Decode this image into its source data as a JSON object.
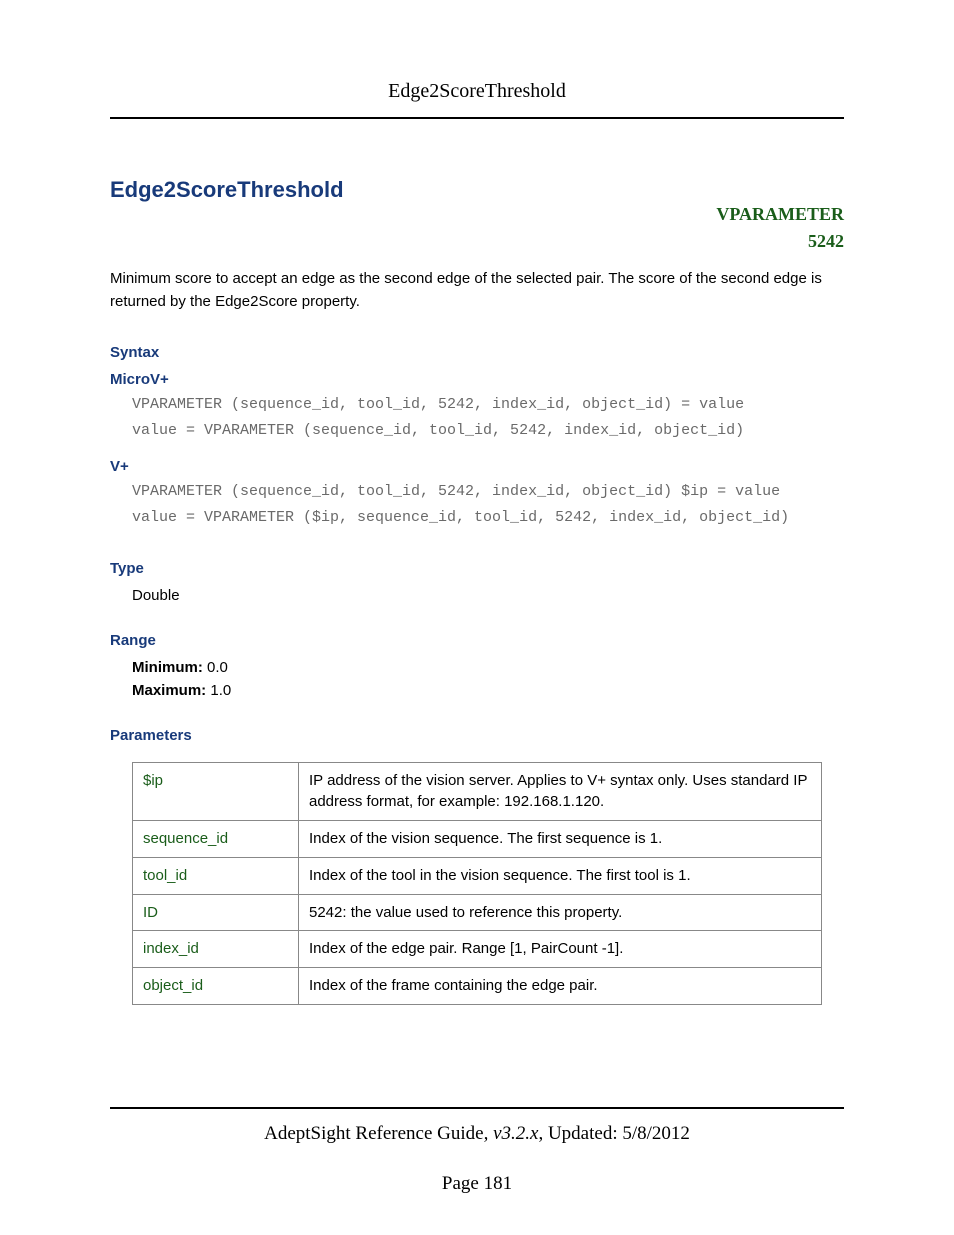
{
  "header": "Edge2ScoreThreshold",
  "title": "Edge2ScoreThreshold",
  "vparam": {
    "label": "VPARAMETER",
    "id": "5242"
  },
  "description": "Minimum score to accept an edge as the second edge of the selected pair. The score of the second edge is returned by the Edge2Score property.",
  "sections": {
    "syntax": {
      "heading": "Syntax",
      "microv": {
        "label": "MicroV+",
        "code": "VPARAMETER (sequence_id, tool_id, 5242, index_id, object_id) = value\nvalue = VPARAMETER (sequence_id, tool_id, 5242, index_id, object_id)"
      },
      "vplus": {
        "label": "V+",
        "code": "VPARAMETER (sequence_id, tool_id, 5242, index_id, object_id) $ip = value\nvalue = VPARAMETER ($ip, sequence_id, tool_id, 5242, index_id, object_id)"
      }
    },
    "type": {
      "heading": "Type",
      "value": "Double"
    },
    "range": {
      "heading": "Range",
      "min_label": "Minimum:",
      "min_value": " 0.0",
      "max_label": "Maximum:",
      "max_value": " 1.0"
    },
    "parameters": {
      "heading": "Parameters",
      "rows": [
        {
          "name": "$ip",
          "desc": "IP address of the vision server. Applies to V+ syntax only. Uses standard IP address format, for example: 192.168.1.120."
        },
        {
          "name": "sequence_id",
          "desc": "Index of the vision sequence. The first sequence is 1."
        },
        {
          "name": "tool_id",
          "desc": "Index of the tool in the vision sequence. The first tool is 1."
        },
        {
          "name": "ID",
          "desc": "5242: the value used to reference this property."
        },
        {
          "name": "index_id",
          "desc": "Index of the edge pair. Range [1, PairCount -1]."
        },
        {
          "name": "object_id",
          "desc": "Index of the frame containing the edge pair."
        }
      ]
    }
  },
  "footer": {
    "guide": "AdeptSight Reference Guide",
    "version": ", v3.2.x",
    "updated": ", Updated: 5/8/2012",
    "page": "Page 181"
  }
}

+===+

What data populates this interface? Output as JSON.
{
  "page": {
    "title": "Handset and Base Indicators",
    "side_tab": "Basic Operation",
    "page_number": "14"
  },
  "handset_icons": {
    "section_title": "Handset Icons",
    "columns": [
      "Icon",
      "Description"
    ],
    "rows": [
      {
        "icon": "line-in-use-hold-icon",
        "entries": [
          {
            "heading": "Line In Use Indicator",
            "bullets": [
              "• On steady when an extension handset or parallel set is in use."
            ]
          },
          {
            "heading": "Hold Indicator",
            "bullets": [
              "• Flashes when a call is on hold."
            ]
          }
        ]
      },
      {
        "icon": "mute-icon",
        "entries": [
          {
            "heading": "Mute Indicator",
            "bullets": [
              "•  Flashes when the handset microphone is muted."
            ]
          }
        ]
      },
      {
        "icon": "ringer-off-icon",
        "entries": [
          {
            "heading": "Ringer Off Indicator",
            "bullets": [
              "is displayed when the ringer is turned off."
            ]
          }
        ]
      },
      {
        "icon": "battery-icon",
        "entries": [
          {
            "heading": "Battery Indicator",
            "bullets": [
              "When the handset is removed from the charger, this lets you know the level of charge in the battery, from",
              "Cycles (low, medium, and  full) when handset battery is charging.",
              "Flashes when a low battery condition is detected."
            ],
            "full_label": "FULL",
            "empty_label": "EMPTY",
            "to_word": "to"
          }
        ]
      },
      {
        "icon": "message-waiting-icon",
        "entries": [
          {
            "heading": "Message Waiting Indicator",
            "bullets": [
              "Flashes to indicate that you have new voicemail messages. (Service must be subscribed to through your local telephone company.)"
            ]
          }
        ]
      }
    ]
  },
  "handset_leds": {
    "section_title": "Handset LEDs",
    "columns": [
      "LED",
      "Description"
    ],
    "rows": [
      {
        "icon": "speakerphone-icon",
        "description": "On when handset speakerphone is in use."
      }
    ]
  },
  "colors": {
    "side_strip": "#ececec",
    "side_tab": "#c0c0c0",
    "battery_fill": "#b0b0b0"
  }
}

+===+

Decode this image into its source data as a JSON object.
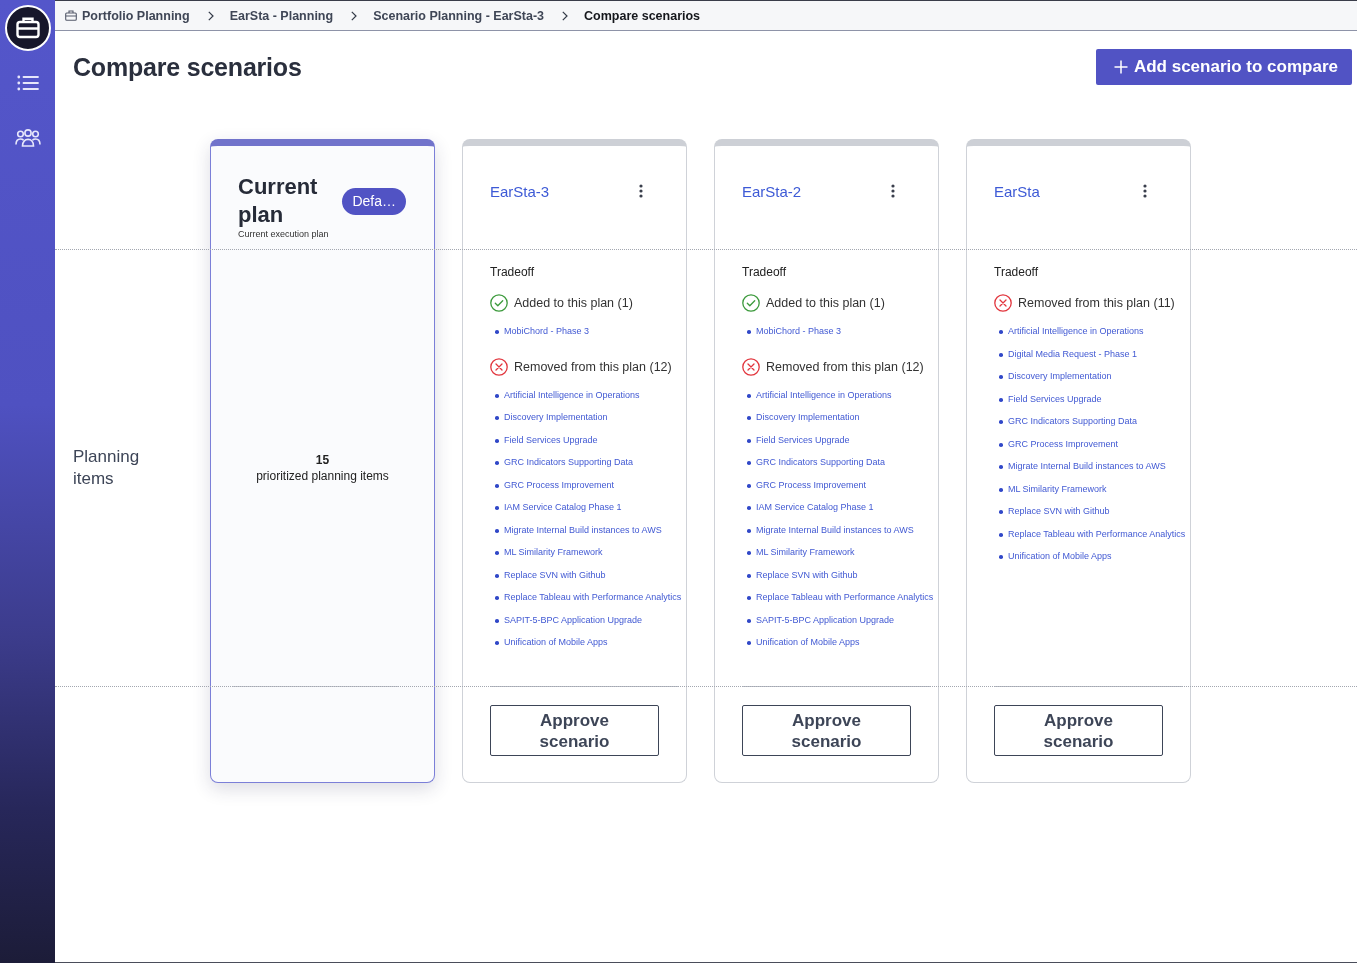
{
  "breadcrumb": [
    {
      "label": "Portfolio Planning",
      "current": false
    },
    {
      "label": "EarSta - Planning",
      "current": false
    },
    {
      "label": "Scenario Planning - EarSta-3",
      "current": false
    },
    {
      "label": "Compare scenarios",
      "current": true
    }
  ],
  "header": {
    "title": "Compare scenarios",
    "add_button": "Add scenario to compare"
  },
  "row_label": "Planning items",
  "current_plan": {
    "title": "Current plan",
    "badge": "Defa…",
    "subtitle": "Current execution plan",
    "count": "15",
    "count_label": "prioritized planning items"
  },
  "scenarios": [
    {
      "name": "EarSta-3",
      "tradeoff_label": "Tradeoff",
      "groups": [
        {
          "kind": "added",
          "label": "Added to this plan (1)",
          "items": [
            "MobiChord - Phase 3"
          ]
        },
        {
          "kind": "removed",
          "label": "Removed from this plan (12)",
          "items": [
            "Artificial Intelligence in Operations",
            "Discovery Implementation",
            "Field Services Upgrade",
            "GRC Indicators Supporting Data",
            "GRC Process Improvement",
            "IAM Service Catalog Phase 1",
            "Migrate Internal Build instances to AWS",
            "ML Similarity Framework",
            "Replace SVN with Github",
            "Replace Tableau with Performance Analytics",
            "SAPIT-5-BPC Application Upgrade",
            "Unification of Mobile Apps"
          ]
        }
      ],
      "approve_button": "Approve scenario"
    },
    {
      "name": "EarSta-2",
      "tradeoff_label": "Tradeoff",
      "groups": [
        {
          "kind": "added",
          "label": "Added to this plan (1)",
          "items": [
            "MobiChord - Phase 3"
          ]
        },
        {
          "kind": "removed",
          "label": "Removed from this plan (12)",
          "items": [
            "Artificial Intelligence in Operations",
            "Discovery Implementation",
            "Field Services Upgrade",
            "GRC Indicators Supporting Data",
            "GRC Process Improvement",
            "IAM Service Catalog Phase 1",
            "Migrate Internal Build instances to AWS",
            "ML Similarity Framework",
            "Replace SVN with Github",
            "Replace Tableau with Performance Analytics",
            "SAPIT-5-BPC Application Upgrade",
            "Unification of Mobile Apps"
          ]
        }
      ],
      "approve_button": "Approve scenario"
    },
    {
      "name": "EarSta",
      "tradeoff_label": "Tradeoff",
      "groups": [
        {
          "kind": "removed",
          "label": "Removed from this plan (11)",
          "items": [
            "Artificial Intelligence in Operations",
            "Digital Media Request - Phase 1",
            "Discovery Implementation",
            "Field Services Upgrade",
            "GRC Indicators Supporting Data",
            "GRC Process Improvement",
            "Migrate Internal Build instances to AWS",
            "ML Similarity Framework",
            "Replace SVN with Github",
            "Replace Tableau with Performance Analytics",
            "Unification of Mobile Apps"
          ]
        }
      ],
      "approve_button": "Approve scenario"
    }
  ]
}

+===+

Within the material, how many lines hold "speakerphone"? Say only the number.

2